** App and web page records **
————

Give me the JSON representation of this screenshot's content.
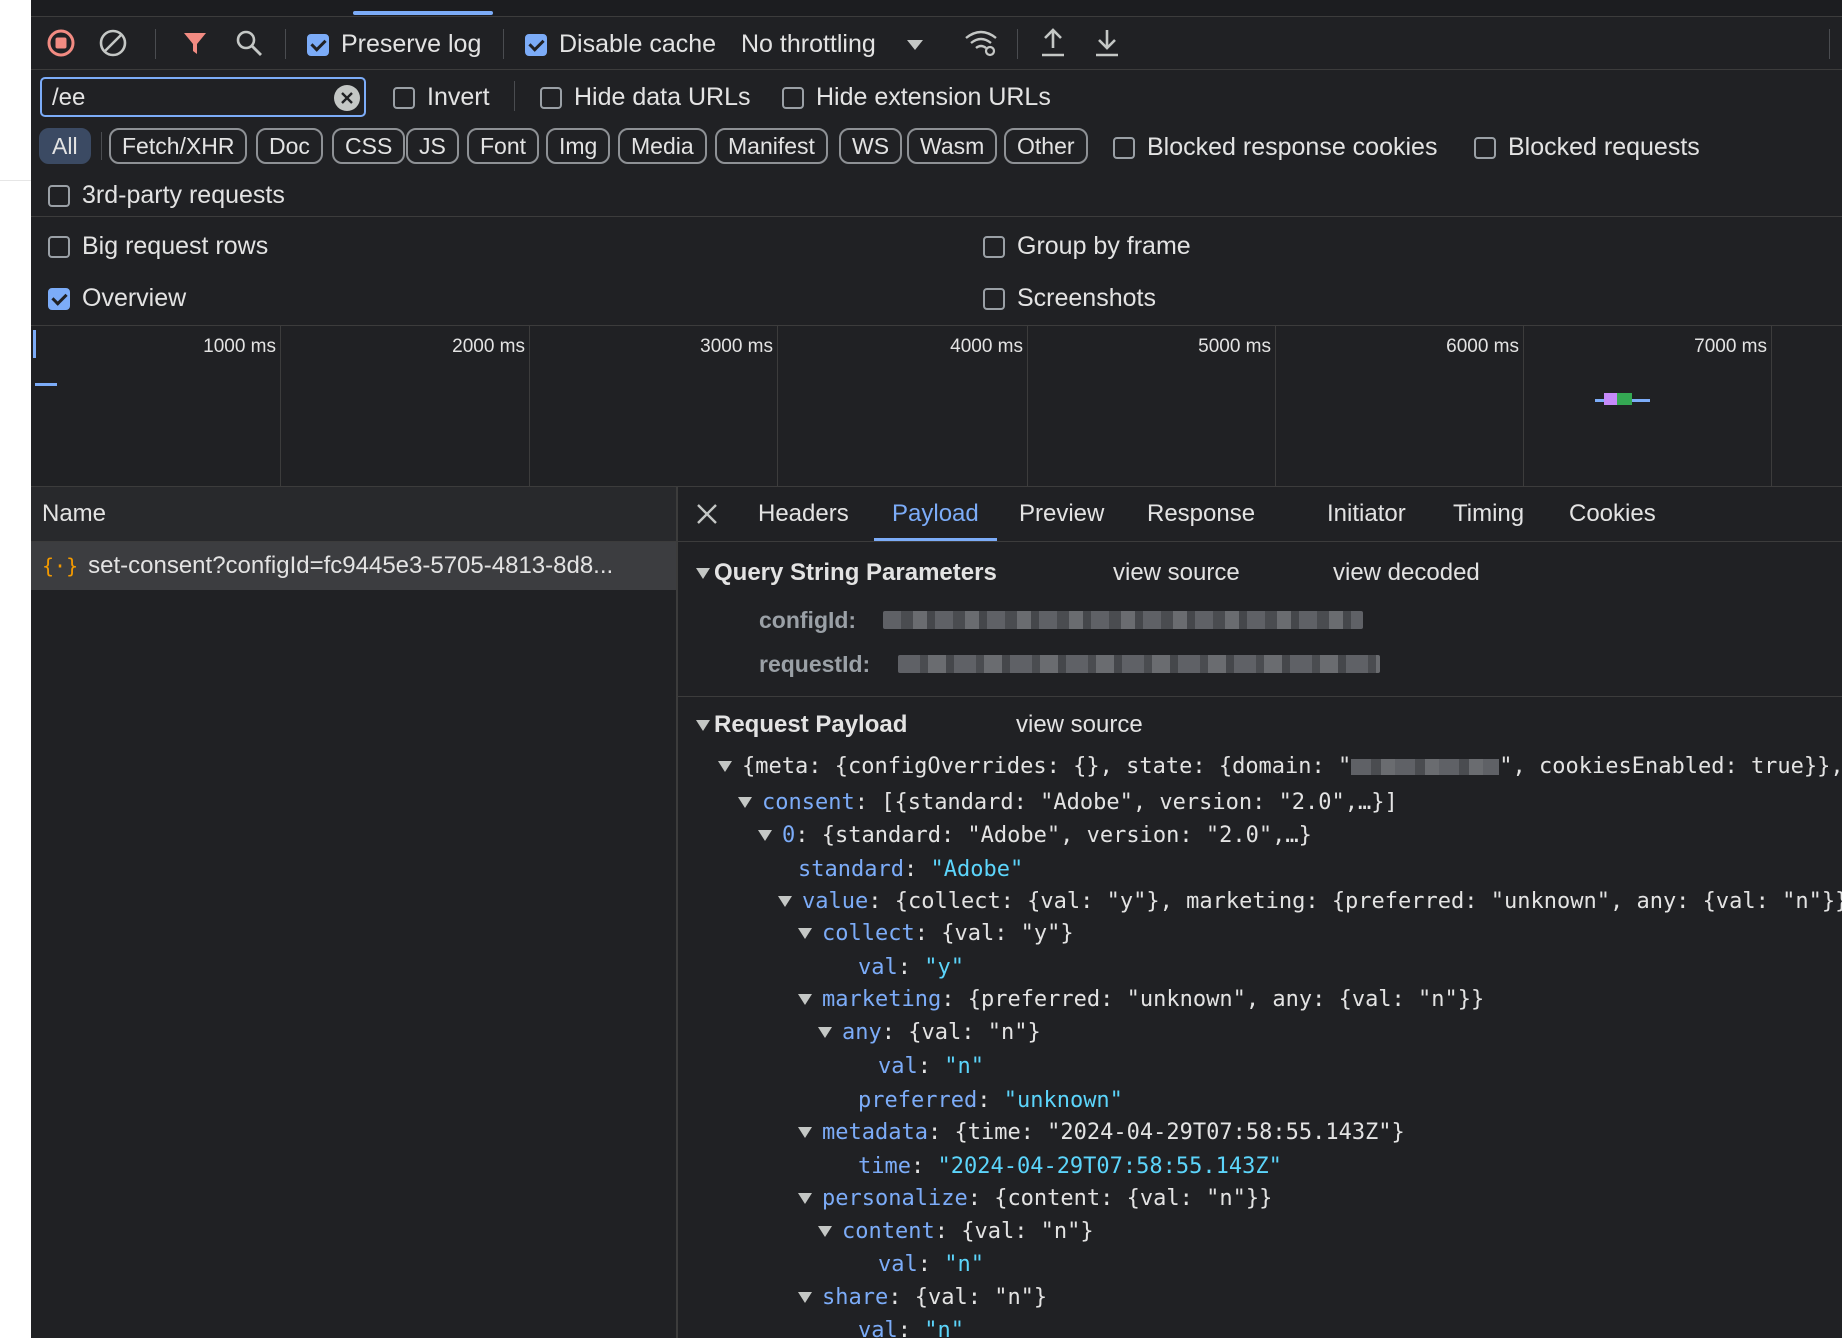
{
  "toolbar": {
    "preserve_log_label": "Preserve log",
    "preserve_log_checked": true,
    "disable_cache_label": "Disable cache",
    "disable_cache_checked": true,
    "throttling_value": "No throttling"
  },
  "filter": {
    "value": "/ee",
    "invert_label": "Invert",
    "hide_data_urls_label": "Hide data URLs",
    "hide_extension_urls_label": "Hide extension URLs"
  },
  "type_filters": [
    "All",
    "Fetch/XHR",
    "Doc",
    "CSS",
    "JS",
    "Font",
    "Img",
    "Media",
    "Manifest",
    "WS",
    "Wasm",
    "Other"
  ],
  "type_filter_active": "All",
  "blocked_response_cookies_label": "Blocked response cookies",
  "blocked_requests_label": "Blocked requests",
  "third_party_label": "3rd-party requests",
  "settings": {
    "big_request_rows_label": "Big request rows",
    "group_by_frame_label": "Group by frame",
    "overview_label": "Overview",
    "overview_checked": true,
    "screenshots_label": "Screenshots"
  },
  "overview": {
    "ticks": [
      "1000 ms",
      "2000 ms",
      "3000 ms",
      "4000 ms",
      "5000 ms",
      "6000 ms",
      "7000 ms"
    ]
  },
  "requests": {
    "header_name": "Name",
    "rows": [
      {
        "name": "set-consent?configId=fc9445e3-5705-4813-8d8..."
      }
    ]
  },
  "details": {
    "tabs": [
      "Headers",
      "Payload",
      "Preview",
      "Response",
      "Initiator",
      "Timing",
      "Cookies"
    ],
    "active_tab": "Payload",
    "query_section": {
      "title": "Query String Parameters",
      "view_source": "view source",
      "view_decoded": "view decoded",
      "params": [
        {
          "key": "configId:"
        },
        {
          "key": "requestId:"
        }
      ]
    },
    "payload_section": {
      "title": "Request Payload",
      "view_source": "view source"
    },
    "tree": {
      "root_prefix": "{meta: {configOverrides: {}, state: {domain: \"",
      "root_suffix": "\", cookiesEnabled: true}},",
      "consent_key": "consent",
      "consent_summary": ": [{standard: \"Adobe\", version: \"2.0\",…}]",
      "item0_key": "0",
      "item0_summary": ": {standard: \"Adobe\", version: \"2.0\",…}",
      "standard_key": "standard",
      "standard_val": "\"Adobe\"",
      "value_key": "value",
      "value_summary": ": {collect: {val: \"y\"}, marketing: {preferred: \"unknown\", any: {val: \"n\"}}",
      "collect_key": "collect",
      "collect_summary": ": {val: \"y\"}",
      "collect_val_key": "val",
      "collect_val": "\"y\"",
      "marketing_key": "marketing",
      "marketing_summary": ": {preferred: \"unknown\", any: {val: \"n\"}}",
      "any_key": "any",
      "any_summary": ": {val: \"n\"}",
      "any_val_key": "val",
      "any_val": "\"n\"",
      "preferred_key": "preferred",
      "preferred_val": "\"unknown\"",
      "metadata_key": "metadata",
      "metadata_summary": ": {time: \"2024-04-29T07:58:55.143Z\"}",
      "time_key": "time",
      "time_val": "\"2024-04-29T07:58:55.143Z\"",
      "personalize_key": "personalize",
      "personalize_summary": ": {content: {val: \"n\"}}",
      "content_key": "content",
      "content_summary": ": {val: \"n\"}",
      "content_val_key": "val",
      "content_val": "\"n\"",
      "share_key": "share",
      "share_summary": ": {val: \"n\"}",
      "share_val_key": "val",
      "share_val": "\"n\""
    }
  },
  "colors": {
    "background": "#202124",
    "accent": "#7cacf8",
    "string": "#5cd5fb",
    "record_red": "#f28b82"
  }
}
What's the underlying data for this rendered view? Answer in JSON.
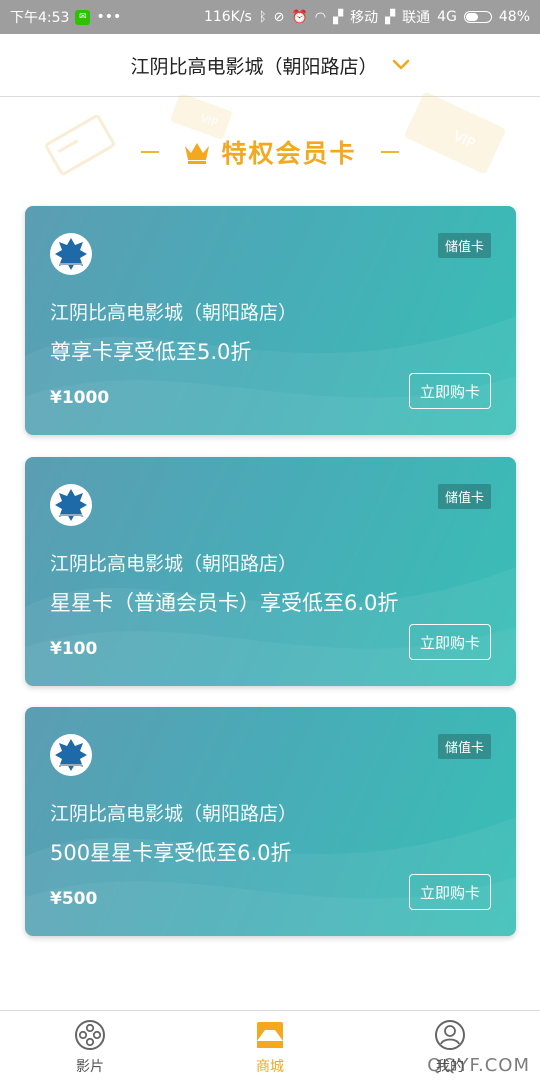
{
  "status_bar": {
    "time": "下午4:53",
    "more": "•••",
    "speed": "116K/s",
    "carrier1": "移动",
    "carrier2": "联通",
    "network": "4G",
    "battery": "48%"
  },
  "header": {
    "title": "江阴比高电影城（朝阳路店）",
    "icon": "chevron-down-icon",
    "accent": "#f2a920"
  },
  "section": {
    "title": "特权会员卡",
    "icon": "crown-icon"
  },
  "cards": [
    {
      "badge": "储值卡",
      "cinema": "江阴比高电影城（朝阳路店）",
      "desc": "尊享卡享受低至5.0折",
      "price": "¥1000",
      "button": "立即购卡"
    },
    {
      "badge": "储值卡",
      "cinema": "江阴比高电影城（朝阳路店）",
      "desc": "星星卡（普通会员卡）享受低至6.0折",
      "price": "¥100",
      "button": "立即购卡"
    },
    {
      "badge": "储值卡",
      "cinema": "江阴比高电影城（朝阳路店）",
      "desc": "500星星卡享受低至6.0折",
      "price": "¥500",
      "button": "立即购卡"
    }
  ],
  "bottom_nav": {
    "items": [
      {
        "label": "影片",
        "icon": "film-reel-icon",
        "active": false
      },
      {
        "label": "商城",
        "icon": "store-icon",
        "active": true
      },
      {
        "label": "我的",
        "icon": "user-icon",
        "active": false
      }
    ]
  },
  "watermark": "QQYF.COM",
  "colors": {
    "card_start": "#5c9db3",
    "card_end": "#38bfb6",
    "accent": "#f2a920"
  }
}
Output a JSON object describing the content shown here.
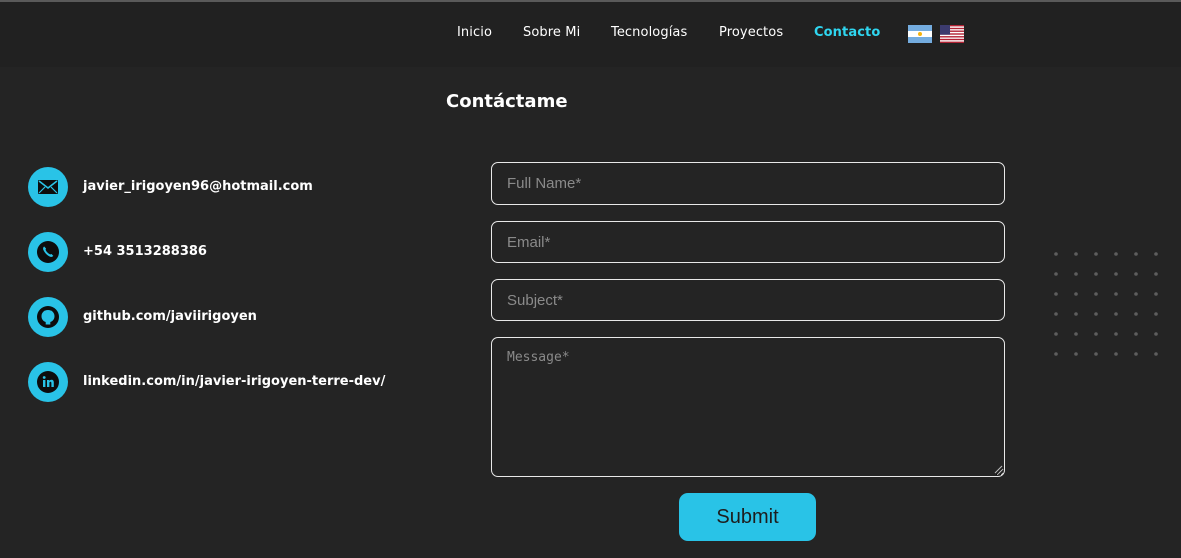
{
  "nav": {
    "links": [
      {
        "label": "Inicio"
      },
      {
        "label": "Sobre Mi"
      },
      {
        "label": "Tecnologías"
      },
      {
        "label": "Proyectos"
      },
      {
        "label": "Contacto",
        "active": true
      }
    ],
    "flags": [
      {
        "icon": "argentina-flag-icon"
      },
      {
        "icon": "usa-flag-icon"
      }
    ]
  },
  "page": {
    "title": "Contáctame"
  },
  "contacts": [
    {
      "icon": "email-icon",
      "text": "javier_irigoyen96@hotmail.com"
    },
    {
      "icon": "phone-icon",
      "text": "+54 3513288386"
    },
    {
      "icon": "github-icon",
      "text": "github.com/javiirigoyen"
    },
    {
      "icon": "linkedin-icon",
      "text": "linkedin.com/in/javier-irigoyen-terre-dev/"
    }
  ],
  "form": {
    "full_name": {
      "placeholder": "Full Name*",
      "value": ""
    },
    "email": {
      "placeholder": "Email*",
      "value": ""
    },
    "subject": {
      "placeholder": "Subject*",
      "value": ""
    },
    "message": {
      "placeholder": "Message*",
      "value": ""
    },
    "submit_label": "Submit"
  },
  "colors": {
    "accent": "#29c3e7",
    "active_link": "#2fd6f0",
    "background": "#242424",
    "navbar": "#212121"
  }
}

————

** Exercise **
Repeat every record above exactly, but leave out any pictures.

** Output of the exercise **
Give me the JSON representation of this screenshot's content.
{
  "toolbar": {
    "preserve_log_label": "Preserve log",
    "preserve_log_checked": true,
    "disable_cache_label": "Disable cache",
    "disable_cache_checked": true,
    "throttling_value": "No throttling"
  },
  "filter": {
    "value": "/ee",
    "invert_label": "Invert",
    "hide_data_urls_label": "Hide data URLs",
    "hide_extension_urls_label": "Hide extension URLs"
  },
  "type_filters": [
    "All",
    "Fetch/XHR",
    "Doc",
    "CSS",
    "JS",
    "Font",
    "Img",
    "Media",
    "Manifest",
    "WS",
    "Wasm",
    "Other"
  ],
  "type_filter_active": "All",
  "blocked_response_cookies_label": "Blocked response cookies",
  "blocked_requests_label": "Blocked requests",
  "third_party_label": "3rd-party requests",
  "settings": {
    "big_request_rows_label": "Big request rows",
    "group_by_frame_label": "Group by frame",
    "overview_label": "Overview",
    "overview_checked": true,
    "screenshots_label": "Screenshots"
  },
  "overview": {
    "ticks": [
      "1000 ms",
      "2000 ms",
      "3000 ms",
      "4000 ms",
      "5000 ms",
      "6000 ms",
      "7000 ms"
    ]
  },
  "requests": {
    "header_name": "Name",
    "rows": [
      {
        "name": "set-consent?configId=fc9445e3-5705-4813-8d8..."
      }
    ]
  },
  "details": {
    "tabs": [
      "Headers",
      "Payload",
      "Preview",
      "Response",
      "Initiator",
      "Timing",
      "Cookies"
    ],
    "active_tab": "Payload",
    "query_section": {
      "title": "Query String Parameters",
      "view_source": "view source",
      "view_decoded": "view decoded",
      "params": [
        {
          "key": "configId:"
        },
        {
          "key": "requestId:"
        }
      ]
    },
    "payload_section": {
      "title": "Request Payload",
      "view_source": "view source"
    },
    "tree": {
      "root_prefix": "{meta: {configOverrides: {}, state: {domain: \"",
      "root_suffix": "\", cookiesEnabled: true}},",
      "consent_key": "consent",
      "consent_summary": ": [{standard: \"Adobe\", version: \"2.0\",…}]",
      "item0_key": "0",
      "item0_summary": ": {standard: \"Adobe\", version: \"2.0\",…}",
      "standard_key": "standard",
      "standard_val": "\"Adobe\"",
      "value_key": "value",
      "value_summary": ": {collect: {val: \"y\"}, marketing: {preferred: \"unknown\", any: {val: \"n\"}}",
      "collect_key": "collect",
      "collect_summary": ": {val: \"y\"}",
      "collect_val_key": "val",
      "collect_val": "\"y\"",
      "marketing_key": "marketing",
      "marketing_summary": ": {preferred: \"unknown\", any: {val: \"n\"}}",
      "any_key": "any",
      "any_summary": ": {val: \"n\"}",
      "any_val_key": "val",
      "any_val": "\"n\"",
      "preferred_key": "preferred",
      "preferred_val": "\"unknown\"",
      "metadata_key": "metadata",
      "metadata_summary": ": {time: \"2024-04-29T07:58:55.143Z\"}",
      "time_key": "time",
      "time_val": "\"2024-04-29T07:58:55.143Z\"",
      "personalize_key": "personalize",
      "personalize_summary": ": {content: {val: \"n\"}}",
      "content_key": "content",
      "content_summary": ": {val: \"n\"}",
      "content_val_key": "val",
      "content_val": "\"n\"",
      "share_key": "share",
      "share_summary": ": {val: \"n\"}",
      "share_val_key": "val",
      "share_val": "\"n\""
    }
  },
  "colors": {
    "background": "#202124",
    "accent": "#7cacf8",
    "string": "#5cd5fb",
    "record_red": "#f28b82"
  }
}
What's the underlying data for this rendered view? Answer in JSON.
{
  "status_bar": {
    "time": "下午4:53",
    "more": "•••",
    "speed": "116K/s",
    "carrier1": "移动",
    "carrier2": "联通",
    "network": "4G",
    "battery": "48%"
  },
  "header": {
    "title": "江阴比高电影城（朝阳路店）",
    "icon": "chevron-down-icon",
    "accent": "#f2a920"
  },
  "section": {
    "title": "特权会员卡",
    "icon": "crown-icon"
  },
  "cards": [
    {
      "badge": "储值卡",
      "cinema": "江阴比高电影城（朝阳路店）",
      "desc": "尊享卡享受低至5.0折",
      "price": "¥1000",
      "button": "立即购卡"
    },
    {
      "badge": "储值卡",
      "cinema": "江阴比高电影城（朝阳路店）",
      "desc": "星星卡（普通会员卡）享受低至6.0折",
      "price": "¥100",
      "button": "立即购卡"
    },
    {
      "badge": "储值卡",
      "cinema": "江阴比高电影城（朝阳路店）",
      "desc": "500星星卡享受低至6.0折",
      "price": "¥500",
      "button": "立即购卡"
    }
  ],
  "bottom_nav": {
    "items": [
      {
        "label": "影片",
        "icon": "film-reel-icon",
        "active": false
      },
      {
        "label": "商城",
        "icon": "store-icon",
        "active": true
      },
      {
        "label": "我的",
        "icon": "user-icon",
        "active": false
      }
    ]
  },
  "watermark": "QQYF.COM",
  "colors": {
    "card_start": "#5c9db3",
    "card_end": "#38bfb6",
    "accent": "#f2a920"
  }
}
Output a JSON object describing the content shown here.
{
  "nav": {
    "links": [
      {
        "label": "Inicio"
      },
      {
        "label": "Sobre Mi"
      },
      {
        "label": "Tecnologías"
      },
      {
        "label": "Proyectos"
      },
      {
        "label": "Contacto",
        "active": true
      }
    ],
    "flags": [
      {
        "icon": "argentina-flag-icon"
      },
      {
        "icon": "usa-flag-icon"
      }
    ]
  },
  "page": {
    "title": "Contáctame"
  },
  "contacts": [
    {
      "icon": "email-icon",
      "text": "javier_irigoyen96@hotmail.com"
    },
    {
      "icon": "phone-icon",
      "text": "+54 3513288386"
    },
    {
      "icon": "github-icon",
      "text": "github.com/javiirigoyen"
    },
    {
      "icon": "linkedin-icon",
      "text": "linkedin.com/in/javier-irigoyen-terre-dev/"
    }
  ],
  "form": {
    "full_name": {
      "placeholder": "Full Name*",
      "value": ""
    },
    "email": {
      "placeholder": "Email*",
      "value": ""
    },
    "subject": {
      "placeholder": "Subject*",
      "value": ""
    },
    "message": {
      "placeholder": "Message*",
      "value": ""
    },
    "submit_label": "Submit"
  },
  "colors": {
    "accent": "#29c3e7",
    "active_link": "#2fd6f0",
    "background": "#242424",
    "navbar": "#212121"
  }
}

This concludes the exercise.